Does Social Cooperation Affect Macroeconomic Performance? Research Project
Socio-Political Consequences of Regional Economic Divergence
Principal Investigator: Stephen Fisher
Stephen Fisher is Associate Professor in Political Sociology and Fellow of Trinity College. His research focuses on political attitudes and behaviour, especially on elections and voting in Britain and elsewhere. He has developed a method for long-range election forecasting, which was covered extensively in the media in the 2015 UK General Election.
Co-Investigators: Alexander Betts (Refugee Studies Centre)
Regional economic divergence may generate negative social and political outcomes. While Northern towns and cities have suffered loss of heavy industry, declining investment and brain drain, the macroeconomic success of London and the south may also have contributed to the decline of other regions.
The extent to which regional economic divergence has been accompanied by corresponding social and political divergences was what this project aimed to find out.
We generated regional indicators of various social and political outcomes primarily from the annual British Social Attitudes (BSA) survey series. These surveys are high-quality probability samples with face-to-face interviews and have been running since 1983.

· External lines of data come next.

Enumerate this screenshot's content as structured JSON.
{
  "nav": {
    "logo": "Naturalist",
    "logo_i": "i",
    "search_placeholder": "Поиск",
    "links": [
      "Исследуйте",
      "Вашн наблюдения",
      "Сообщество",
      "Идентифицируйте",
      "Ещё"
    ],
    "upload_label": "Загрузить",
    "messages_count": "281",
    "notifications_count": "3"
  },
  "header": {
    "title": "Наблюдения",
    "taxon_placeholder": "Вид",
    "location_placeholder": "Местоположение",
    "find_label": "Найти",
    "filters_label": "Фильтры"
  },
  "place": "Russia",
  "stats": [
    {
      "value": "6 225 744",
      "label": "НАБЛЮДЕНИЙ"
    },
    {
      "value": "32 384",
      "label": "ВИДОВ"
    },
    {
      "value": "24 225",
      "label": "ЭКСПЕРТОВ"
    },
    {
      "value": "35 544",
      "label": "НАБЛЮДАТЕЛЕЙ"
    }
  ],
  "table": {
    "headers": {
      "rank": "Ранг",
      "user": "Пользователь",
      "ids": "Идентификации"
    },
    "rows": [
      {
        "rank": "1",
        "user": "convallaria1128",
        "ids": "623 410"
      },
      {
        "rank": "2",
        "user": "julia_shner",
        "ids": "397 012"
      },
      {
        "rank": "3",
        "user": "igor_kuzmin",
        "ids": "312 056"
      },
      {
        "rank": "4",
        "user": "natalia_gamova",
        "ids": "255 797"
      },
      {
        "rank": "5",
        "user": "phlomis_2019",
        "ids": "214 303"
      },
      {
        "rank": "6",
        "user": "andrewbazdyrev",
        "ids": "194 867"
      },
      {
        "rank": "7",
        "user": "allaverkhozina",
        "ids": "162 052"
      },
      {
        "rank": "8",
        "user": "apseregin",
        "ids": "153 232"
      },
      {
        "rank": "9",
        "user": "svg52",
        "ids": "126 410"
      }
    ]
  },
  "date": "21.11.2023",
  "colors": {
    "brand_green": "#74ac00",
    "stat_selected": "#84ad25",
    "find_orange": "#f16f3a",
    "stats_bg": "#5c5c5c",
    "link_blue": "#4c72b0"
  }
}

Our findings show broad North-South regional economic divergence, especially with respect to London, but surprisingly little sign of corresponding divergence on a wide variety of social and political attitudinal measures, including happiness, interpersonal trust, political trust, political engagement, economic values, liberal values and party support.
There have been only slight tendencies to worsening self-reported health outcomes and greater political alienation in the North relative to the South. But at the same time there has been some convergence on economic left-right attitudes and party support over time.
One possible reason for the absence of much North-South socio-political divergence is that greater prosperity in the South may have been a mixed blessing, as greater income growth has been accompanied by rising intra-regional inequality and higher cost of living, particularly housing.
While there has been remarkably little change in broad North-South socio-political divides over the past forty years, in various respects both London and Scotland have followed distinct trajectories.
Socio-Political Consequences of Regional Economic Divergence in Britain: 1983-2018
Stephen Fisher, Martha Kirby, Eilidh Macfarlane | January 18, 2021